Web page and app entries:
============

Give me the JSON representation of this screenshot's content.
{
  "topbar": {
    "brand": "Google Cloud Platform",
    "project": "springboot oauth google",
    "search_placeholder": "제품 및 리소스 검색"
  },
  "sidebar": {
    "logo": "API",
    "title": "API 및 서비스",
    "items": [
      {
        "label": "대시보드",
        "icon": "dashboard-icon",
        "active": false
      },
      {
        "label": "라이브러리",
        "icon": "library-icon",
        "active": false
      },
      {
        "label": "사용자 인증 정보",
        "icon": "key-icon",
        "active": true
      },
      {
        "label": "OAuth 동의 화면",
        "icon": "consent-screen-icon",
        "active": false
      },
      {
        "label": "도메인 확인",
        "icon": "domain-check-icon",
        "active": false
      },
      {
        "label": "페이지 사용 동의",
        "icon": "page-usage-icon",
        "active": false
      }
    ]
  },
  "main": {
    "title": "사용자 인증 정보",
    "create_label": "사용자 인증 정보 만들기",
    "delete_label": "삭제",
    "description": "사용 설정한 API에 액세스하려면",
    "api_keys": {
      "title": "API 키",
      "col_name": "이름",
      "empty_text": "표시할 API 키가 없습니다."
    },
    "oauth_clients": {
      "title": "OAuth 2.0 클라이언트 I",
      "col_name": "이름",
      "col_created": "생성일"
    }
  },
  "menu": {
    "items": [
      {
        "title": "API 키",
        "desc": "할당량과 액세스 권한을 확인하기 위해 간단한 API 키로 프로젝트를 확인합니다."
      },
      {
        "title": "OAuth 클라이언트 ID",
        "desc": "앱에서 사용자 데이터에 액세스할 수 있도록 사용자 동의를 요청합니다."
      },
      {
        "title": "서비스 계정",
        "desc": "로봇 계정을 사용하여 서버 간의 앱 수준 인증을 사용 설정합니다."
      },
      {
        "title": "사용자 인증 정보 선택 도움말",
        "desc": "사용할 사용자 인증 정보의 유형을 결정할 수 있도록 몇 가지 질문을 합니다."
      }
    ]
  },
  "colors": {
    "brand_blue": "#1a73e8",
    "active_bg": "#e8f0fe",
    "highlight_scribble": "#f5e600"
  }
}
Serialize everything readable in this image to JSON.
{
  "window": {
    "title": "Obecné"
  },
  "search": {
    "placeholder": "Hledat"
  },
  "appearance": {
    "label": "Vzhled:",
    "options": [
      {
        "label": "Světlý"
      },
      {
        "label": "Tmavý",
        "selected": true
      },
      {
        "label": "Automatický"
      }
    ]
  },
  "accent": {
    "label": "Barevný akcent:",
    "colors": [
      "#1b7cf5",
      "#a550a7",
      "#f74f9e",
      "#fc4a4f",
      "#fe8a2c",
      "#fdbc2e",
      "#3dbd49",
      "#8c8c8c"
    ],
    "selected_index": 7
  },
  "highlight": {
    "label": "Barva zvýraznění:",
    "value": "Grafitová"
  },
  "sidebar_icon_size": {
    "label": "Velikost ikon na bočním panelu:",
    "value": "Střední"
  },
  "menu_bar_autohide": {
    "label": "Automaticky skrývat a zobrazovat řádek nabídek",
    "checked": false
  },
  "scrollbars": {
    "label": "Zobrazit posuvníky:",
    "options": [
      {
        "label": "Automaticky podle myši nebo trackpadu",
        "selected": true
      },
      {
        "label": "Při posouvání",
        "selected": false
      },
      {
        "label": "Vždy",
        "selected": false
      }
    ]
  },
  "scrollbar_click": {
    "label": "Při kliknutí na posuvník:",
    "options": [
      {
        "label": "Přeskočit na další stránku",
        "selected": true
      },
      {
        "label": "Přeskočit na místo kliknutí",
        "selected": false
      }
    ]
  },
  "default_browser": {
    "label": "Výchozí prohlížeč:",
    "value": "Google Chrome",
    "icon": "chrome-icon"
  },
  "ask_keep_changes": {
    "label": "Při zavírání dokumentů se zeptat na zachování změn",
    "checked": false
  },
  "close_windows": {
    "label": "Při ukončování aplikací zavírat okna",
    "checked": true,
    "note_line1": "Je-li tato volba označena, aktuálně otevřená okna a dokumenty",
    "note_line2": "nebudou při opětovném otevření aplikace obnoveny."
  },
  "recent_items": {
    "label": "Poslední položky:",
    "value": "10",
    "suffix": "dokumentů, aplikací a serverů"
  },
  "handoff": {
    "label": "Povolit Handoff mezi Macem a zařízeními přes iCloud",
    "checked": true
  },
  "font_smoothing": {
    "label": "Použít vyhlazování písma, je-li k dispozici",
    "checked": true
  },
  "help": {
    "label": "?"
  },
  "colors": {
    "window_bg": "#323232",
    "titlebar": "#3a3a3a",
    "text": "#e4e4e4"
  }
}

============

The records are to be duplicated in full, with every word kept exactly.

■ Task response
Give me the JSON representation of this screenshot's content.
{
  "topbar": {
    "brand": "Google Cloud Platform",
    "project": "springboot oauth google",
    "search_placeholder": "제품 및 리소스 검색"
  },
  "sidebar": {
    "logo": "API",
    "title": "API 및 서비스",
    "items": [
      {
        "label": "대시보드",
        "icon": "dashboard-icon",
        "active": false
      },
      {
        "label": "라이브러리",
        "icon": "library-icon",
        "active": false
      },
      {
        "label": "사용자 인증 정보",
        "icon": "key-icon",
        "active": true
      },
      {
        "label": "OAuth 동의 화면",
        "icon": "consent-screen-icon",
        "active": false
      },
      {
        "label": "도메인 확인",
        "icon": "domain-check-icon",
        "active": false
      },
      {
        "label": "페이지 사용 동의",
        "icon": "page-usage-icon",
        "active": false
      }
    ]
  },
  "main": {
    "title": "사용자 인증 정보",
    "create_label": "사용자 인증 정보 만들기",
    "delete_label": "삭제",
    "description": "사용 설정한 API에 액세스하려면",
    "api_keys": {
      "title": "API 키",
      "col_name": "이름",
      "empty_text": "표시할 API 키가 없습니다."
    },
    "oauth_clients": {
      "title": "OAuth 2.0 클라이언트 I",
      "col_name": "이름",
      "col_created": "생성일"
    }
  },
  "menu": {
    "items": [
      {
        "title": "API 키",
        "desc": "할당량과 액세스 권한을 확인하기 위해 간단한 API 키로 프로젝트를 확인합니다."
      },
      {
        "title": "OAuth 클라이언트 ID",
        "desc": "앱에서 사용자 데이터에 액세스할 수 있도록 사용자 동의를 요청합니다."
      },
      {
        "title": "서비스 계정",
        "desc": "로봇 계정을 사용하여 서버 간의 앱 수준 인증을 사용 설정합니다."
      },
      {
        "title": "사용자 인증 정보 선택 도움말",
        "desc": "사용할 사용자 인증 정보의 유형을 결정할 수 있도록 몇 가지 질문을 합니다."
      }
    ]
  },
  "colors": {
    "brand_blue": "#1a73e8",
    "active_bg": "#e8f0fe",
    "highlight_scribble": "#f5e600"
  }
}
Serialize everything readable in this image to JSON.
{
  "window": {
    "title": "Obecné"
  },
  "search": {
    "placeholder": "Hledat"
  },
  "appearance": {
    "label": "Vzhled:",
    "options": [
      {
        "label": "Světlý"
      },
      {
        "label": "Tmavý",
        "selected": true
      },
      {
        "label": "Automatický"
      }
    ]
  },
  "accent": {
    "label": "Barevný akcent:",
    "colors": [
      "#1b7cf5",
      "#a550a7",
      "#f74f9e",
      "#fc4a4f",
      "#fe8a2c",
      "#fdbc2e",
      "#3dbd49",
      "#8c8c8c"
    ],
    "selected_index": 7
  },
  "highlight": {
    "label": "Barva zvýraznění:",
    "value": "Grafitová"
  },
  "sidebar_icon_size": {
    "label": "Velikost ikon na bočním panelu:",
    "value": "Střední"
  },
  "menu_bar_autohide": {
    "label": "Automaticky skrývat a zobrazovat řádek nabídek",
    "checked": false
  },
  "scrollbars": {
    "label": "Zobrazit posuvníky:",
    "options": [
      {
        "label": "Automaticky podle myši nebo trackpadu",
        "selected": true
      },
      {
        "label": "Při posouvání",
        "selected": false
      },
      {
        "label": "Vždy",
        "selected": false
      }
    ]
  },
  "scrollbar_click": {
    "label": "Při kliknutí na posuvník:",
    "options": [
      {
        "label": "Přeskočit na další stránku",
        "selected": true
      },
      {
        "label": "Přeskočit na místo kliknutí",
        "selected": false
      }
    ]
  },
  "default_browser": {
    "label": "Výchozí prohlížeč:",
    "value": "Google Chrome",
    "icon": "chrome-icon"
  },
  "ask_keep_changes": {
    "label": "Při zavírání dokumentů se zeptat na zachování změn",
    "checked": false
  },
  "close_windows": {
    "label": "Při ukončování aplikací zavírat okna",
    "checked": true,
    "note_line1": "Je-li tato volba označena, aktuálně otevřená okna a dokumenty",
    "note_line2": "nebudou při opětovném otevření aplikace obnoveny."
  },
  "recent_items": {
    "label": "Poslední položky:",
    "value": "10",
    "suffix": "dokumentů, aplikací a serverů"
  },
  "handoff": {
    "label": "Povolit Handoff mezi Macem a zařízeními přes iCloud",
    "checked": true
  },
  "font_smoothing": {
    "label": "Použít vyhlazování písma, je-li k dispozici",
    "checked": true
  },
  "help": {
    "label": "?"
  },
  "colors": {
    "window_bg": "#323232",
    "titlebar": "#3a3a3a",
    "text": "#e4e4e4"
  }
}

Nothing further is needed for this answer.